A lesson in backing-up data was almost taught to me today.
Yeah yeah, I’ve got Time Machine on my Mac, but that doesn’t mean that my 4000-odd photographs are as nearly well preserved as they would be if I had, say, 40 photograph albums lined up on my shelves. Which I don’t.
Some are “backed-up” to Flickr, but if ever Yahoo! decided to capriciously close Flickr — and Yahoo! has form when it comes to capriciously closing useful services with millions of users — I’d have no indexed back-ups at all.
When I got my big Mac (I’d previously had a Mac mini and an old Mac something-or-other in a big purple case off of eBay) I switched from having a separate-but-in-the-same-case hard drive with all my photos on that I’d had in my old PC to having them on the seemingly-infinite single hard drive in my Mac. I also gave up the manually-organised-by-folder workflow I’d been running and dumped them all into iPhoto, turning them into Events and Albums — not the same thing and not particularly well organised. That was 3000 photographs ago, so it’s too late now to start properly organising them. It’d take forever.
Today, I wanted a new background for my Twitter feed, so I opened iPhoto. It announced that it had found “discrepancies” in the library. Would I like to rebuild said library? Of course I would. So it did. iPhoto opened and then, 20 seconds later with no further input, crashed.
So I opened it again. Same again – down to the crash. This time, the crash broke other things, like Software Update and Preview, in a way that Cannot Happen On A Mac. A restart, made difficult by the Mac insisting that it couldn’t possibly restart because I’d left an unnamed programme somewhere running that I had to track down without help, didn’t cure this.
Then I found something interesting. The new OSX Lion App Store isn’t integrated with Software Update. If stuff you bought through the Store needs an update, you have to manually open the App Store, check and download it. iPhoto 9.2 had an update to 9.2.1 pending. So I downloaded it. It didn’t help.
Next I fell back on Google and found plenty of threads about iPhoto crashing. All said it was because I had a 3ivx codec somewhere. But Spotlight, the useless Apple built-in search thing, said I didn’t. Also, Spotlight has never ever been willing to show me anything in a hidden or system folder anyway, including showing me any hidden or system folders. Further search revealed that Lion now hides several system folders that you used to be able to see. To make them show, you have to go into Terminal and type chflags nohidden ~/Library/

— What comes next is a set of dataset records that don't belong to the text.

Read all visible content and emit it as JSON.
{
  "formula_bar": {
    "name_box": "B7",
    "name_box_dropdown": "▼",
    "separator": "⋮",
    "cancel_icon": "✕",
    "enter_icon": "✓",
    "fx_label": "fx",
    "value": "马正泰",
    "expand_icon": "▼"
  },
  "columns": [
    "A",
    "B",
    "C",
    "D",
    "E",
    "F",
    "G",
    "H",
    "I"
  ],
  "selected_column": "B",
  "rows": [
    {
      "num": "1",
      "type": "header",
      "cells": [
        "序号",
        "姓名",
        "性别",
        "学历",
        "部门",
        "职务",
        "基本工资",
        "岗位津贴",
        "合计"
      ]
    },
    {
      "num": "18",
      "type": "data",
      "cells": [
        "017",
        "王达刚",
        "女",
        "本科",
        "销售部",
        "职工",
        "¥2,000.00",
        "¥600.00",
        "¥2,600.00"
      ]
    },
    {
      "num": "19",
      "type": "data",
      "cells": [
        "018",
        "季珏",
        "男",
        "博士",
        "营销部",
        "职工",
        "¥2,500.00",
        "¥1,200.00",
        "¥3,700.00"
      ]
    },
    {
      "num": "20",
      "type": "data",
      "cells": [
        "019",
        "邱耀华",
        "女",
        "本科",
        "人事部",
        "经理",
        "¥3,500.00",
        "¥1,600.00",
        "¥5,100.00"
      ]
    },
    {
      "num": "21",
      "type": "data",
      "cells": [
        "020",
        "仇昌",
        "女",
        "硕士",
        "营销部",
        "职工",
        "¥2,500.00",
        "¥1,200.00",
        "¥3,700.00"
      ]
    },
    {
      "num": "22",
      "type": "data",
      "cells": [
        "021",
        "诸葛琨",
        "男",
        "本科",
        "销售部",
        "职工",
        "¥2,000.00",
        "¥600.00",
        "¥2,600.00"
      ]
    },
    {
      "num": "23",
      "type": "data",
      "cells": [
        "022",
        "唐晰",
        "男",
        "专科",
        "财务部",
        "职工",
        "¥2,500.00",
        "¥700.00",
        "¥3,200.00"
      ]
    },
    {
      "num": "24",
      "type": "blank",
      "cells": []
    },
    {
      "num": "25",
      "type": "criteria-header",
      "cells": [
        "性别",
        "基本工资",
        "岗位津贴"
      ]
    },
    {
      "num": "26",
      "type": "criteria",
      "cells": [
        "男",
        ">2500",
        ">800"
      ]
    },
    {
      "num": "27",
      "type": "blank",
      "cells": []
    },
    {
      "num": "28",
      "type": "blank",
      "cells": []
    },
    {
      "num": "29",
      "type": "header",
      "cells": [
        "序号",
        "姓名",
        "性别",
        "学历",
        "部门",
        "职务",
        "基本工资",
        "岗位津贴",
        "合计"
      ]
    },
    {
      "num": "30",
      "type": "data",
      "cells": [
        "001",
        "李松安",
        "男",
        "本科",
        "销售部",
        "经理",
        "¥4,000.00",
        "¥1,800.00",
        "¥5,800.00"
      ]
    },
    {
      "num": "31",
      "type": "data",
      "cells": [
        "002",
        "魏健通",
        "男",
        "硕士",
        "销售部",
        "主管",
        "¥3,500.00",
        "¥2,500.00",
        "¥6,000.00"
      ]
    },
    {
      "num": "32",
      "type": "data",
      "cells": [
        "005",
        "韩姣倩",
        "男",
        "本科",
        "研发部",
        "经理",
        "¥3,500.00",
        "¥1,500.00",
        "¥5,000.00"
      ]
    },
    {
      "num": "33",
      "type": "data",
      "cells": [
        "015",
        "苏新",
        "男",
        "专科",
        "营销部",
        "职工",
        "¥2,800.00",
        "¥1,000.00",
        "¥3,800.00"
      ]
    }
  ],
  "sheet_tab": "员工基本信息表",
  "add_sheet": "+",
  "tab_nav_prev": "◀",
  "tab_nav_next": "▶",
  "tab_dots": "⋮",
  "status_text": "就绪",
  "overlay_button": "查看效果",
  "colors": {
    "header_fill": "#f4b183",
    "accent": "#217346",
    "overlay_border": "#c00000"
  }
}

Now, that’s not very Mac-like. I own a Mac so I don’t have to do such horrors. Still, I did that, manually looked for 3ivx and found nothing. Still, I had built up an amazing number of codecs, so I took the opportunity of installing Perian and deleting the old codecs – Perian should do all that for me instead and I’m surprised I didn’t have it already.
iPhoto was still crashing on opening, so I opened the “details” section of the “report this to Apple” dialogue. Fun thing: it appears that the old options of Don’t Send to Apple, Do Send and Quit, Do Send and Relaunch had become Do Send and Quit and Do Send and Relaunch. Tut tut. I copied the line that looked most likely to be the problem – Crashed Thread 0 – and Googled it. Plenty more options, all suggesting I download 9.2.1 (check) and delete 3ivx (check). A result much further down Google suggested pressing alt+cmd while clicking iPhoto’s icon and getting a nice developer-y menu. I did. It had the option “Rebuild iPhone Library Database from automatic backup”. I clicked.
This took forever. But it worked. Or all the steps above worked, plus this one. I’ll never know. Still: phew! But what this shock has shown me is that I’m a crappy back-up artist. I really need to do something beyond Time Machine and Flickr to back up 4000+ irreplacable photographs. But what? A further external drive doesn’t save the photos from a fire (but then neither does 40 photo albums on a shelf) and would need to be manually managed by me — something I’m craptacular at doing. Online storage with Flickr takes time and bandwidth and money and is subject to Yahoo!’s whims. Other online storage options seem a bit fly-by-night (Dropbox) or tacked-on-afterthought (Picassa).
So I guess the ultimate way I’m going to learn from all of this is… to cross my fingers tighter while continuing to trust that my Mac will keep working properly. Awful, isn’t it?